Development of antimicrobial agents that work through novel mechanisms is of importance for combating the steadily increasing proliferation of resistant bacteria. Infections caused by resistant bacteria have become an increasing global problem, where clinicians in the worst case scenarios are left without treatment options against severe bacterial infections. If this trend is left unchecked, the modern society will return to the medicinal dark-ages before the antibiotic era, where bacterial infections were often untreatable life-threatening ailments. Investigations into new antimicrobials are therefore not only important, but vital for the continuation of the current status quo in medicine. This project has focused on preparation of novel amphiphilic antimicrobials based on a model developed from antimicrobial peptides and marine antimicrobial natural products. The aim was to create a library of cationic amphiphiles for biological evaluation. The current compound library has now reached over 100 compounds, consisting mostly of 1,2,3-triazoles in addition to around 20 compounds based on isoindoline and dihydro pyrrolopyridine. The synthetic workhorses in this project have been the copper-catalyzed azide-alkyne cycloaddition (CuAAC) and transition metal catalyzed [2+2+2] cycloaddition reactions. After scaffold synthesis and N-functionalization, the target amphiphiles were evaluated against five strains of clinically important bacteria: Staphylococcus aureus, Enterococcus faecalis, Streptococcus agalacticae, Pseudomonas aeruginosa, and Escheria coli. In addition to antimicrobial evaluations, the most active target compounds in the antimicrobial assays were evaluated for mammalian toxicity against HepG2-cells (human hepatic cells). All biological testing was performed at Marbio at UiT - The arctic university of Norway. The biological evaluations were used to evaluate the relative potencies and toxicities of different functional groups. Some functional groups have therefore become more prevalent in the later substrates and future work, whereas some functional groups have been excluded due to low antimicrobial potency or high level of cytotoxicity against HepG2. On basis of these evaluations, the "current lead" compounds in the library were chosen.

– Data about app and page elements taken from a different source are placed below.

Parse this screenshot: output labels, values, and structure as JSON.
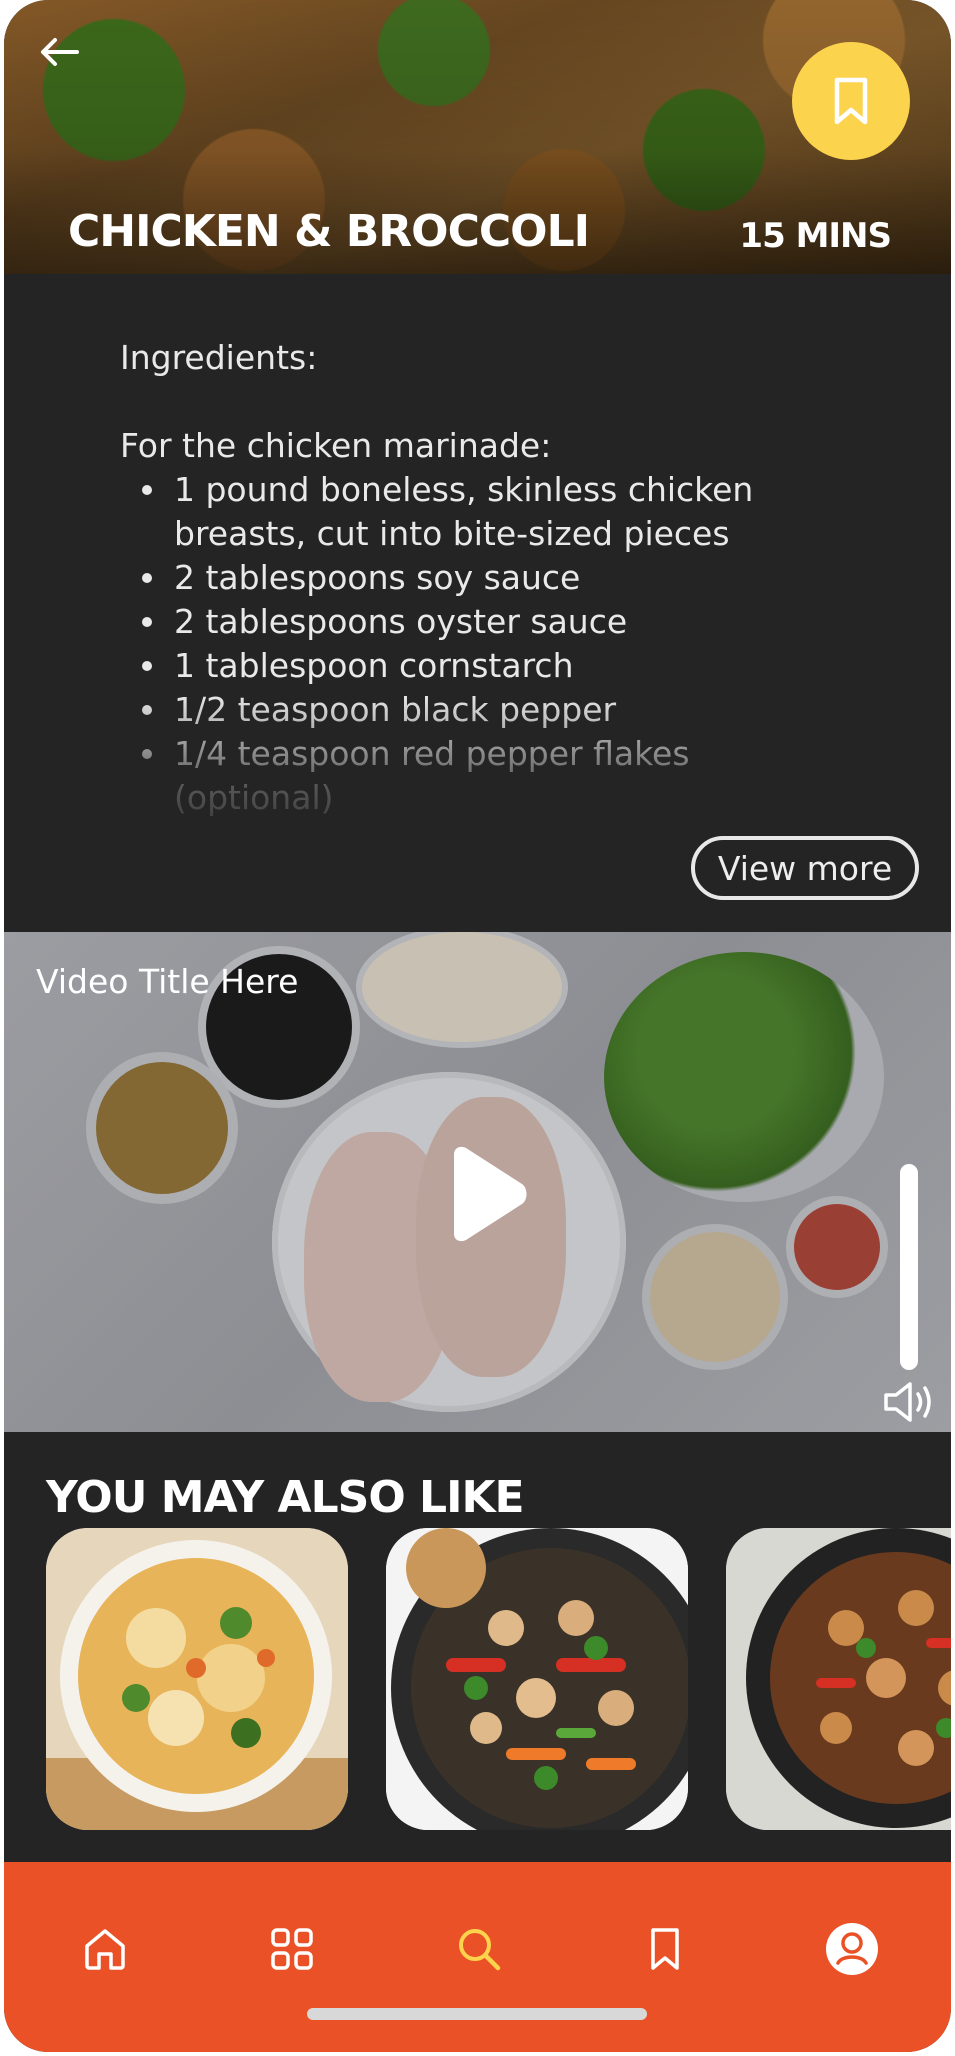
{
  "recipe": {
    "title": "CHICKEN & BROCCOLI",
    "time": "15 MINS"
  },
  "ingredients": {
    "heading": "Ingredients:",
    "subheading": "For the chicken marinade:",
    "items": [
      "1 pound boneless, skinless chicken breasts, cut into bite-sized pieces",
      "2 tablespoons soy sauce",
      "2 tablespoons oyster sauce",
      "1 tablespoon cornstarch",
      "1/2 teaspoon black pepper",
      "1/4 teaspoon red pepper flakes (optional)"
    ],
    "view_more_label": "View more"
  },
  "video": {
    "title": "Video Title Here",
    "volume_level": 1.0
  },
  "suggestions": {
    "title": "YOU MAY ALSO LIKE"
  },
  "nav": {
    "items": [
      "home-icon",
      "grid-icon",
      "search-icon",
      "bookmark-icon",
      "profile-icon"
    ],
    "active": "search-icon"
  },
  "colors": {
    "accent_yellow": "#fcd34d",
    "nav_orange": "#ea5126",
    "panel_dark": "#242424"
  }
}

The compounds were coined "current leads", as they still have some selectivity issues that needs to be addressed in order to make them more suitable as lead structures.
Has partsPaper 1: Bakka, Thomas Aleksander; Gautun, Odd Reidar. "Simple generalized reaction conditions for the conversion of primary aliphatic amines to surfactant-like guanidine salts with 1H-pyrazole carboxamidine hydrochloride." Synthetic Communications 2017 ;Volum 47.(2) Suppl. 1 s. 169-172 - Is not included due to copyright available at http://dx.doi.org/10.1080/00397911.2016.1257724
Paper 2: Bakka, Thomas Aleksander; Strøm, Morten B.; Andersen, Jeanette hammer; Gautun, Odd Reidar. "Synthesis and antimicrobial evaluation of cationic low molecular weight amphipathic 1,2,3-triazoles." Bioorganic & Medicinal Chemistry Letters 2017 ;Volum 27.(5) s. 1119-1123 https://doi.org/10.1016/j.bmcl.2017.01.092
Paper 3: Bakka, Thomas Aleksander; Strøm, Morten B.; Andersen, Jeanette hammer; Gautun, Odd Reidar. "Methyl propiolate and 3-butynone: starting points for synthesis of amphiphilic 1,2,3-triazole peptidomimetics for antimicrobial evaluation." Bioorganic & Medicinal Chemistry 2017 https://doi.org/10.1016/j.bmc.2017.07.060 © 2017. This manuscript version is made available under the CC-BY-NC-ND 4.0 license
Paper 4: Bakka, Thomas A.; Myreng, Kristian N.; Lea, Kristoffer L.; Brondz, Anton C; Strøm, Morten B.; Andersen, Jeanette H.; Gautun, Odd R. "Synthesis and antimicrobial evaluation of fused pyridine and isoindoline amphiphiles"